Renaissance Books came to exist for me on January 27, 1988, when I handed over the money I had borrowed from all my friends to buy the shop. The store had actually been started by Laurence Eddy sometime in the 1970’s. So there has been a Renaissance Books in Victoria for about 35 years, making it one of the longest running shops on Vancouver Island. I mention the date I bought it because it was the same date my first child, Adam was born. My wife, Jen and I both 'gave birth' that day.
In terms of genre, Renaissance is a general bookstore with a wide range of subjects. I specialise in literature, art, history, and First Nations subject matter. I have an extensive poetry section. I also have a surprising selection of children’s books. I am not an antiquarian specialist, but sometimes turn up remarkable items.
A lot of my inventory comes from estate sales and people walking in off the street. Several bookscouts bring things regularly. I’ve always been a book magnet. Whenever I go anywhere, I seem to attract books. I also haunt thrift and junk stores, though these sources are drying up.Buying books is what I love to do. I sell books so that I can buy more. I enjoy some of the conversations and exchanges with people who share my love of books. I also get to read things before shelving them. The biggest challenge is making a living. The book business is changing rapidly. Print on demand books, kindles and downloading of so many books has reduced the numbers of people who take the time to shop in bookstores. Finding the patience to deal with people looking for “nice green books” or “brown books” to look nice in their den is not easy. Similarly I have had to refuse to sell books when I discovered that they would be torn apart for the prints they contained.
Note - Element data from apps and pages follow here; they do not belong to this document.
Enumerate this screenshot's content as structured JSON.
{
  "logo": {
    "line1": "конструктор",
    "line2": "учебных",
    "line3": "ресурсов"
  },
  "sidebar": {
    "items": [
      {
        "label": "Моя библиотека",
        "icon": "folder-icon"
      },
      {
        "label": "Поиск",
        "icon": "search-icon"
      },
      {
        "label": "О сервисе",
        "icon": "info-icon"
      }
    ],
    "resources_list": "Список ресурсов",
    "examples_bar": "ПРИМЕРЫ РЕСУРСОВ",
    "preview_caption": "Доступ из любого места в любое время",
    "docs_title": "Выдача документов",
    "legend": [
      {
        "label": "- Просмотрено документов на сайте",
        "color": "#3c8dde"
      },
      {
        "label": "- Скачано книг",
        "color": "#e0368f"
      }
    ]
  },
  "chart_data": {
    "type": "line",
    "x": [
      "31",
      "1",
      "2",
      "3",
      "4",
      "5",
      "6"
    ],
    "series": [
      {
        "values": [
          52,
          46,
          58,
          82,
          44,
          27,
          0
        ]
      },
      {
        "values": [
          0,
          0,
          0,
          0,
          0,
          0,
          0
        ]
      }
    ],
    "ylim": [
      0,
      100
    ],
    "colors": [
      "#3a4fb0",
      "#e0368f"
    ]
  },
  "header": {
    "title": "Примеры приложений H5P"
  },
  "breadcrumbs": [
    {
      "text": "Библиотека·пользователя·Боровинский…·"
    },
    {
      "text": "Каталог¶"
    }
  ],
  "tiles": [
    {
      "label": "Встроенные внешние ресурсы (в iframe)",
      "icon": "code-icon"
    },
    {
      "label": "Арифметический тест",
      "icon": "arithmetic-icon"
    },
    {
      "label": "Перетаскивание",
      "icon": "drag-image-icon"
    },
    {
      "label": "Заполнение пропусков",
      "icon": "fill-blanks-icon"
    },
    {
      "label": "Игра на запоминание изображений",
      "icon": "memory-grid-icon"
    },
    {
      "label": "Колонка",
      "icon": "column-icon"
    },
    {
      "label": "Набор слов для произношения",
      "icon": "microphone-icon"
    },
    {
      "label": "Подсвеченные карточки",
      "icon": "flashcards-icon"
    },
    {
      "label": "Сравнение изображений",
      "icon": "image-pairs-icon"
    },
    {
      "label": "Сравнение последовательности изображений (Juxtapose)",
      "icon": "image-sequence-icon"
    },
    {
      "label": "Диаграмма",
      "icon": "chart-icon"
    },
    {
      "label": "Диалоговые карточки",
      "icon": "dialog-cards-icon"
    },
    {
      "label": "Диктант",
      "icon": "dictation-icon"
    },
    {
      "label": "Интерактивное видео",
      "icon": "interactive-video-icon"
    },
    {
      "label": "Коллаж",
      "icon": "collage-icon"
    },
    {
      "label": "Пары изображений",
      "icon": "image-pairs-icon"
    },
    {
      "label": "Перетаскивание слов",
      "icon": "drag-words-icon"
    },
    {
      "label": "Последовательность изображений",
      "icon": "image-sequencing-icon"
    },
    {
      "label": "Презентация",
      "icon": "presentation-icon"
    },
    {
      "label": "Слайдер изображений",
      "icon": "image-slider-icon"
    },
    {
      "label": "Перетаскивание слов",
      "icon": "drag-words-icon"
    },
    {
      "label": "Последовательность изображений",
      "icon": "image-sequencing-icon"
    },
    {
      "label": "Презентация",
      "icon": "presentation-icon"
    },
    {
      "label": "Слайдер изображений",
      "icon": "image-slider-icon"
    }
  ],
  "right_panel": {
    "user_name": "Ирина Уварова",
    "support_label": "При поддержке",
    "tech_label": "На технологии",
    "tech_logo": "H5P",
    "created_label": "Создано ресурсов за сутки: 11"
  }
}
Really, there is no typical day. Well - coffee first – fortunately there is a good coffee bar next door. If I have time before opening, I will either answer email, check a few thrift stores for hidden treasures, or do the chores such as cleaning the shop, banking, or getting some books packed for shipping. A day in the shop involves dealing with customers, phone calls and internet orders. Perhaps the most problematic times are when several people bring in books they want to sell all at the same time. Sometimes with an open shop, you are dealing with buying, selling, and talking on the phone all at the same time. It's not a matter of sitting around reading books like most people seem to think. At the end of the day I mail the day's internet book orders, and try to find some time to spend with my wife Jennifer.